Your copy should match the records below word for word and contain no pictures.
---+---
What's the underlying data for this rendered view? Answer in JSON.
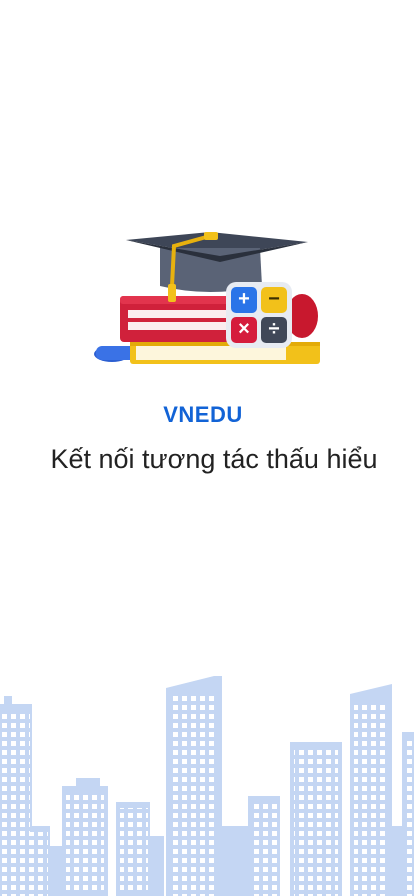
{
  "splash": {
    "app_name": "VNEDU",
    "tagline": "Kết nối tương tác thấu hiểu"
  },
  "illustration": {
    "icon": "graduation-books-calculator-icon",
    "calculator_keys": [
      "+",
      "−",
      "×",
      "÷"
    ]
  },
  "background": {
    "icon": "city-skyline-illustration"
  },
  "colors": {
    "brand_blue": "#1263d6",
    "text_dark": "#222222",
    "skyline_blue": "#c4d6f3",
    "window_white": "#ffffff",
    "background": "#ffffff"
  }
}
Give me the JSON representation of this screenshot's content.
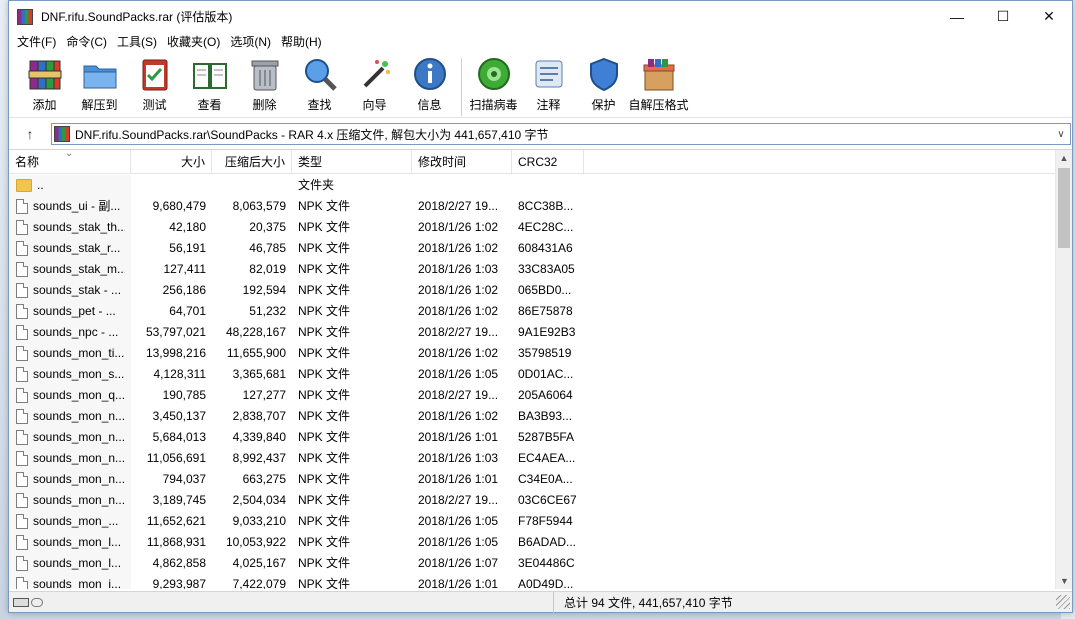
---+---
▶ [Written answer]:
What's the underlying data for this rendered view? Answer in JSON.
{
  "splash": {
    "app_name": "VNEDU",
    "tagline": "Kết nối tương tác thấu hiểu"
  },
  "illustration": {
    "icon": "graduation-books-calculator-icon",
    "calculator_keys": [
      "+",
      "−",
      "×",
      "÷"
    ]
  },
  "background": {
    "icon": "city-skyline-illustration"
  },
  "colors": {
    "brand_blue": "#1263d6",
    "text_dark": "#222222",
    "skyline_blue": "#c4d6f3",
    "window_white": "#ffffff",
    "background": "#ffffff"
  }
}
Give me the JSON representation of this screenshot's content.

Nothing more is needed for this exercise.